Rights Of Man. Roddy Mccorley. She Moved Through The Fair. Ship In Full Sail. Si Beag Si Mor. Turlough O'carolan.
Skye Boat Song. South Wind. Spikes Lane. The Blue Remembered Hills. The Butterfly. The Drunken Gauger. The Gold Ring. Whistles in this category are likely to be made of metal or plastic tubing, sometimes with a tuning-slide head, and are almost always referred to as low whistles but sometimes called concert whistles.
The low whistle operates on identical principles to the standard whistles, but musicians in the tradition may consider it a separate instrument. The term soprano whistle is sometimes used for the higher-pitched whistles when it is necessary to distinguish them from low whistles. Fingering and range[ edit ] Young man demonstrating the use of a tin whistle. Holes are typically covered with the pads of the fingers, but some players, particularly when negotiating the larger holes and spacing in low whistles , may employ the "piper's grip".
With all the holes closed, the whistle generates its lowest note, the tonic of a major scale. Successively opening holes from the bottom upward produces the rest of the notes of the scale in sequence: with the lowest hole open it generates the second, with the lowest two holes open, it produces the third and so on.
With all six holes open, it produces the seventh. As with a number of woodwind instruments, the tin whistle's second and higher registers are achieved by increasing the air velocity into the ducted flue windway.
See overblowing. Recorders perform this by "pinching" open the dorsal thumb hole. This makes available another major scale F on a C whistle, G on a D whistle.
The standard range of the whistle is two octaves.
It is possible to make sounds above this range, by blowing with sufficient force, but, in most musical contexts, the result will be loud and out of tune due to a cylindrical bore.
Ornamentation[ edit ] Traditional whistle playing uses a number of ornaments to embellish the music, including cuts, strikes and rolls. Most playing is legato with ornaments to create breaks between notes, rather than tongued. The traditional music concept of the word "ornamentation" differs somewhat from that of European classical music in that ornaments are more commonly changes in how a note is articulated rather than the addition of separately-perceived notes to the piece.

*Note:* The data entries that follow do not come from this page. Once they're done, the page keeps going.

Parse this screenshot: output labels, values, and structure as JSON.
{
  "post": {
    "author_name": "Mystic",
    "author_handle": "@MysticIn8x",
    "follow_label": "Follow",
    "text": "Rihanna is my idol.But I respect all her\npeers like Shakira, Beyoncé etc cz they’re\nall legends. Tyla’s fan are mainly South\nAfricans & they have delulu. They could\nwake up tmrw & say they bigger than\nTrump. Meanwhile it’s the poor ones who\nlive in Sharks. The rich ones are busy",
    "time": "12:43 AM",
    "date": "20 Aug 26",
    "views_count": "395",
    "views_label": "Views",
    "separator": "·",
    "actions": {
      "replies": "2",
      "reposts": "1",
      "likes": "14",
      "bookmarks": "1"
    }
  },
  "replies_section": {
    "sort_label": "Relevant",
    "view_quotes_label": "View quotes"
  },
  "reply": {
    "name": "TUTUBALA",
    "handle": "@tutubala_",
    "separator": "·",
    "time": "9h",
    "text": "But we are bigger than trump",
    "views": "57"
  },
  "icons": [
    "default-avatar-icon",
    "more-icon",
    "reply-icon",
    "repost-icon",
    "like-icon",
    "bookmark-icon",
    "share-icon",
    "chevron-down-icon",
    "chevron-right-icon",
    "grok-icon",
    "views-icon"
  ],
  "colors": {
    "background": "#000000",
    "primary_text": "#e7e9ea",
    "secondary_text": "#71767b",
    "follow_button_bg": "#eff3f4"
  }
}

For example, a player playing a low D on a D whistle can cut the note by very briefly lifting the first finger of his or her lower hand. This causes the pitch to briefly shift upward. The cut can be performed either at the very start of the note or after the note has begun to sound; some people call the latter a "double cut" or a "mid-note cut.
For example, if a player is playing a low E on a D whistle the player could tap by quickly lowering and raising his or her bottom finger. Both cuts and taps are essentially instantaneous; the listener should not perceive them as separate notes. Rolls A roll is a note with first a cut and then a strike. Alternatively, a roll can be considered as a group of notes of identical pitch and duration with different articulations. The short roll is a group of two slurred notes of equal pitch and duration, the first sounded with a cut and the second sounded with a strike.
Cranns Cranns or crans are ornaments borrowed from the Uilleann piping tradition. They are similar to rolls except that only cuts are used, not taps or strikes.
On the tin whistle they are generally only used for notes where a roll is impossible, such as the lowest note of the instrument. Slides Slides are similar to portamentos in classical music; a note below or above usually below the intended note is fingered, and then the fingering is gradually shifted in order to smoothly raise or lower the pitch to the intended note.
The slide is generally a longer duration ornament than, for example, the cut or the tap and the listener should perceive the pitch changing. Tonguing Tonguing is used sparingly as a means of emphasizing certain notes, such as the first note in a tune.
Tin whistle players usually do not tongue most notes. To tongue a note a player briefly touches their tongue to the front of the roof of the mouth at the start of the note as if articulating a 't' , creating a percussive attack.